# [WORK INSTRUCTION]
If a line in the data holds the string "this", list it.

-------- STUDY MATERIAL --------

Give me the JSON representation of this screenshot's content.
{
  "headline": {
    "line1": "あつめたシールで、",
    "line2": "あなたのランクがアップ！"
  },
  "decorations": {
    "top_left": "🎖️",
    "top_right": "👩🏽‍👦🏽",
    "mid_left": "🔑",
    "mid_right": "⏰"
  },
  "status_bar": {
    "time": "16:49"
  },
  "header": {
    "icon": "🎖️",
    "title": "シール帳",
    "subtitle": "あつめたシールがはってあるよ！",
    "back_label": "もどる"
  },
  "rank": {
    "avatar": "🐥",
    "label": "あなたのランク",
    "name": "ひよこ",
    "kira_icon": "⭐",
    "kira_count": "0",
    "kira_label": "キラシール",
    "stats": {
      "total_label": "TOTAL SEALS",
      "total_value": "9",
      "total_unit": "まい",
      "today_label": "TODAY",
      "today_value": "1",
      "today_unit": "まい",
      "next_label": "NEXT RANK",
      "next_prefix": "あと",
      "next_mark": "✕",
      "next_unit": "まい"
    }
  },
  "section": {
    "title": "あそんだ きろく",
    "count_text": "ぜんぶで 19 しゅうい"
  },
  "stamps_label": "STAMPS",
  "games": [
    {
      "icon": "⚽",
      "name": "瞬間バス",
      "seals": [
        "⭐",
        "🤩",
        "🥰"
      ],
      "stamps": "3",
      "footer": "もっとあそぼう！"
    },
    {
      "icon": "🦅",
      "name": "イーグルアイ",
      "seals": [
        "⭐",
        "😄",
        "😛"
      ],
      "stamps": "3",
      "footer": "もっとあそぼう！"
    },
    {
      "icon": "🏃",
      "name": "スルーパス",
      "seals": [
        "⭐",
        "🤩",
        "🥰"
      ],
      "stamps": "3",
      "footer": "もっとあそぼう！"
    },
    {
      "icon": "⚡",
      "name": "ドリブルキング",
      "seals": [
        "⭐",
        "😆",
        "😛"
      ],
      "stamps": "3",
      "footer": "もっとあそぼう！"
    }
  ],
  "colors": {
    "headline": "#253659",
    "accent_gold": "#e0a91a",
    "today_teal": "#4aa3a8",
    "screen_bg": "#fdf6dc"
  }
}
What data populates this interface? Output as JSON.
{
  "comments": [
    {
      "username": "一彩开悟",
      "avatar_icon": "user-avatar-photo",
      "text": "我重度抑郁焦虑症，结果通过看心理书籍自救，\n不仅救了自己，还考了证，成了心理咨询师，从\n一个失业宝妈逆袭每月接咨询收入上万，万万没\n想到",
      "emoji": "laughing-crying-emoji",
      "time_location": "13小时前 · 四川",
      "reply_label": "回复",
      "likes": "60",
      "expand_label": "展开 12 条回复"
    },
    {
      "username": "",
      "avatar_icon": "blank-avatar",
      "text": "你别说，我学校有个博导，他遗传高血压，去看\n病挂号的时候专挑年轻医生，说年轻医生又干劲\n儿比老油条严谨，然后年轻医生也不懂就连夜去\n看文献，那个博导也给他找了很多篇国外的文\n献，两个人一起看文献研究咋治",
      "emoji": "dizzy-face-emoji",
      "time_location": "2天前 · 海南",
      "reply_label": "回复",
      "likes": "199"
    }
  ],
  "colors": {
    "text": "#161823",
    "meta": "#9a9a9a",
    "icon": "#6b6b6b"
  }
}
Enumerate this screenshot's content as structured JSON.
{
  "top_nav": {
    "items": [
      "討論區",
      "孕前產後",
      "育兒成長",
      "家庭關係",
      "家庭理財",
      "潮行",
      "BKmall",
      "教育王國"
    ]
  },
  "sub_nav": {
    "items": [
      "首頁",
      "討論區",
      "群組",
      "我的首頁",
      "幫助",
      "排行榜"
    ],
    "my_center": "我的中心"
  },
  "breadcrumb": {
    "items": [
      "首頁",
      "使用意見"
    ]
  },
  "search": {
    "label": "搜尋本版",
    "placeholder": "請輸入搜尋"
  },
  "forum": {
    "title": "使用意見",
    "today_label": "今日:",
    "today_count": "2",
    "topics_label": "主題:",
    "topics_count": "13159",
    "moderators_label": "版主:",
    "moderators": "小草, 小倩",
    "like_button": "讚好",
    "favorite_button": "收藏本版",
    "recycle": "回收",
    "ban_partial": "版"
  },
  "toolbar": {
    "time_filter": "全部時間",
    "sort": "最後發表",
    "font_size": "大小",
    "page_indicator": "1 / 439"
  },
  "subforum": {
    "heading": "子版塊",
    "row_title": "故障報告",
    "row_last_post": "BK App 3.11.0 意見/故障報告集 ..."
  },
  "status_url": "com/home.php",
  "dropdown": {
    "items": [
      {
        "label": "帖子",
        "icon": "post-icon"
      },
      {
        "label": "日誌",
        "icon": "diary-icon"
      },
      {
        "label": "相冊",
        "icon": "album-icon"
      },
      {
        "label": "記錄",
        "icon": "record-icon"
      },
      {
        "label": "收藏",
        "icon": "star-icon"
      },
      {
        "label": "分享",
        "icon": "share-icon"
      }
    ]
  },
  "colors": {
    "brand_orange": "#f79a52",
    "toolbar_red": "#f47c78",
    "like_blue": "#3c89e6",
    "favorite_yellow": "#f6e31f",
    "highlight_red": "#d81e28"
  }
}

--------

# [OUTPUT OF THE EXERCISE]
Give me the JSON representation of this screenshot's content.
What data populates this interface? Output as JSON.
Enumerate this screenshot's content as structured JSON.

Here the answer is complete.